[Website and app data records]
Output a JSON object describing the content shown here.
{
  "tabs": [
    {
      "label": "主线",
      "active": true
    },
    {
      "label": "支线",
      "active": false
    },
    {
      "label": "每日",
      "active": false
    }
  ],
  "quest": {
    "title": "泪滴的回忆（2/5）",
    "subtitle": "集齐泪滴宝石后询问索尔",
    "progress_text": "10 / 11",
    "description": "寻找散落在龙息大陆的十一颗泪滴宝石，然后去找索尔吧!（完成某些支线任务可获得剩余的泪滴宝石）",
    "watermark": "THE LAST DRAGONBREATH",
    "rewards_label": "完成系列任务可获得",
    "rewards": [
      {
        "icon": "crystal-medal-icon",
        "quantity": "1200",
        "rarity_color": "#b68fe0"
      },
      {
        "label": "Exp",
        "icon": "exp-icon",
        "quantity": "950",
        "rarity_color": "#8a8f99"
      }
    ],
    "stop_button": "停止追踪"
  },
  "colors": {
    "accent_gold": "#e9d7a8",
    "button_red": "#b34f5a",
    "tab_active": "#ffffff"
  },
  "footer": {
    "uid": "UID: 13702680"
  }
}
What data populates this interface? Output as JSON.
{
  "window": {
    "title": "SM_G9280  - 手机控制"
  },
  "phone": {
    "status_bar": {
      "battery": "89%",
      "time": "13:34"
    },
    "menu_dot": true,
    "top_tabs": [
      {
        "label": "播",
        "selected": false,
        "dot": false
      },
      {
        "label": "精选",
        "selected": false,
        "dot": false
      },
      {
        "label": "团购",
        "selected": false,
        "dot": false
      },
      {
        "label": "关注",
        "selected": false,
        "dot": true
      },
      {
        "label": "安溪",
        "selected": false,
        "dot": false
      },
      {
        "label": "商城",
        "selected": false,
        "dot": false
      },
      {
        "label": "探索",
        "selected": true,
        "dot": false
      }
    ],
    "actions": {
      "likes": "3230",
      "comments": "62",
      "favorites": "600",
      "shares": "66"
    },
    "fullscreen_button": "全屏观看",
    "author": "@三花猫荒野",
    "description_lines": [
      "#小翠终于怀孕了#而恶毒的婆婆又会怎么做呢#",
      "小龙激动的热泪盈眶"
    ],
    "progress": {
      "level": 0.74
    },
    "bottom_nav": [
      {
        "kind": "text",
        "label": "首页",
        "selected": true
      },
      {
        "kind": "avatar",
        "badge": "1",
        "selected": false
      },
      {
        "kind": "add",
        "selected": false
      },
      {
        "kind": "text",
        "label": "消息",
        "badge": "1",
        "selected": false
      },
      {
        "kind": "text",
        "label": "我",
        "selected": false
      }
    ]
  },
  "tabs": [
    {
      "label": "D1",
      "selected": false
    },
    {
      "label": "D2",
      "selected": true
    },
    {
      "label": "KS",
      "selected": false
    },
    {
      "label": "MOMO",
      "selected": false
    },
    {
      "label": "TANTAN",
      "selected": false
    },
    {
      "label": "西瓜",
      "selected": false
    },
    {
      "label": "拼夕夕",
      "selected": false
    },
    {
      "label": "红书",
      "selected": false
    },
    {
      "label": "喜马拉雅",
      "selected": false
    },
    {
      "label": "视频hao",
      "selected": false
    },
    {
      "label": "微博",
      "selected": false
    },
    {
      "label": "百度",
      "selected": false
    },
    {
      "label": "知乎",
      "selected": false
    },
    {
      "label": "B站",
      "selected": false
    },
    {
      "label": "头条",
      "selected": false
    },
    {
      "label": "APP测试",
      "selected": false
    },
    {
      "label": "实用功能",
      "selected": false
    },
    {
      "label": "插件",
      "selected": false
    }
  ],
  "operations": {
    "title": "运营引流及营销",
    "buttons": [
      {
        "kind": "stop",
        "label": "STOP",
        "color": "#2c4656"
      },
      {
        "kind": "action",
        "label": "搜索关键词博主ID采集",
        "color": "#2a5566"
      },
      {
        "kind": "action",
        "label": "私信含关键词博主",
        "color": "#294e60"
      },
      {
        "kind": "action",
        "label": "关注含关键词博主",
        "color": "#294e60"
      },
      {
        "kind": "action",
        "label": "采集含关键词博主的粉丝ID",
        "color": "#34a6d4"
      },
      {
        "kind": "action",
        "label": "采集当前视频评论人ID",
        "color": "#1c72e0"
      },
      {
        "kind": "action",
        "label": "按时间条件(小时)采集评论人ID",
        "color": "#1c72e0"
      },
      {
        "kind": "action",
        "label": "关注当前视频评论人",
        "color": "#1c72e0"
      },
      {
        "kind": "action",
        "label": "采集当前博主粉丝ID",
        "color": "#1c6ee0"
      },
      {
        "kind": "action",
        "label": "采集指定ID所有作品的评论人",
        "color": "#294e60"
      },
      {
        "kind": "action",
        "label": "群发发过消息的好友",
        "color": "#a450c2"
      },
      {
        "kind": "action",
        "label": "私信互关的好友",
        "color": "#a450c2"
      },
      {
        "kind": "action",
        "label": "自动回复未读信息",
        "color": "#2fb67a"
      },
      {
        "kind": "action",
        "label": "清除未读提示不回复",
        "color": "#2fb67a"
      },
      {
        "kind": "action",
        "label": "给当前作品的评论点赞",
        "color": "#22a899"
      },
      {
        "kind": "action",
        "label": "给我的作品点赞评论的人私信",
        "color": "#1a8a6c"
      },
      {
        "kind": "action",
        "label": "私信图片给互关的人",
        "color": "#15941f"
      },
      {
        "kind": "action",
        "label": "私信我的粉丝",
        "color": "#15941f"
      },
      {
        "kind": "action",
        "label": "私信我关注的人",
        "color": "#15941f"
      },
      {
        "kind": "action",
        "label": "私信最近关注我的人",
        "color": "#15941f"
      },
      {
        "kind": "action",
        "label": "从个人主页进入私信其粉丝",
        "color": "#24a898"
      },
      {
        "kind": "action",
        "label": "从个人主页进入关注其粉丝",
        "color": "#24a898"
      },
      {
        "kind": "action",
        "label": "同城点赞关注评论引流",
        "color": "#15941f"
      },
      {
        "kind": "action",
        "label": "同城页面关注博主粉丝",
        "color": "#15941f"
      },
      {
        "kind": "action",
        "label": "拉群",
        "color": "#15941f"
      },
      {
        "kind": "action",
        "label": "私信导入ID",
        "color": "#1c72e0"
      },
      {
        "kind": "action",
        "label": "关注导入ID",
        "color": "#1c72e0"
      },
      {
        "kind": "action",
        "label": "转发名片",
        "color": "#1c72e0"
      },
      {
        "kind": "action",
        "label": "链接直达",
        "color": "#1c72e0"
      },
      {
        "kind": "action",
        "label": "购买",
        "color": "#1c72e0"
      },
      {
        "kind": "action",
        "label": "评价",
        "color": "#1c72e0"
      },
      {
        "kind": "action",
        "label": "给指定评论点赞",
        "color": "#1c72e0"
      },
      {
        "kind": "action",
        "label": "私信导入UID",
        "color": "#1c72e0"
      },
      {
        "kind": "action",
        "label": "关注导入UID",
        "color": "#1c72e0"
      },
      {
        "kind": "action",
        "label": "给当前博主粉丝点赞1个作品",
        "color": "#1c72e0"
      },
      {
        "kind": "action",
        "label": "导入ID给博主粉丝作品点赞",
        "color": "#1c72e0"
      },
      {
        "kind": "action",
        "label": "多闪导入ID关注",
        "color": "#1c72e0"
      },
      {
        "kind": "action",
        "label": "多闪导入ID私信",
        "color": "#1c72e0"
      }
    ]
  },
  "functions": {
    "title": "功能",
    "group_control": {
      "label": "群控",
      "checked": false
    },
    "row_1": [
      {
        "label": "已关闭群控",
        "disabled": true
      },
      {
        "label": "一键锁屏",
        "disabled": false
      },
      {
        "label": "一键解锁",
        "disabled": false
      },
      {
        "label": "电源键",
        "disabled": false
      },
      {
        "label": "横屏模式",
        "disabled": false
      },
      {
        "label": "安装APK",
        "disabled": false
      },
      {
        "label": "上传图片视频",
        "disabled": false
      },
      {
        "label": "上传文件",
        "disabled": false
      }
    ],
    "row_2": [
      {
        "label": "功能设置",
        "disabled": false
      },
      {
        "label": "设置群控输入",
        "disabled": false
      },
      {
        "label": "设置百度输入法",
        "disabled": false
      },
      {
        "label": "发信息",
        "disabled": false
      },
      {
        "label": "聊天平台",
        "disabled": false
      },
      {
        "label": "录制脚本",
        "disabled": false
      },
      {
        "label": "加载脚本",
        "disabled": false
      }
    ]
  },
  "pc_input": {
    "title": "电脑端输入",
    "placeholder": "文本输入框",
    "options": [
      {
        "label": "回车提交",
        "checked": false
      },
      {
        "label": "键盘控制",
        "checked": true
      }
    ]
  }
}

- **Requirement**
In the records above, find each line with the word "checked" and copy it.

- **Result of this exercise**
      "checked": false
        "checked": false
        "checked": true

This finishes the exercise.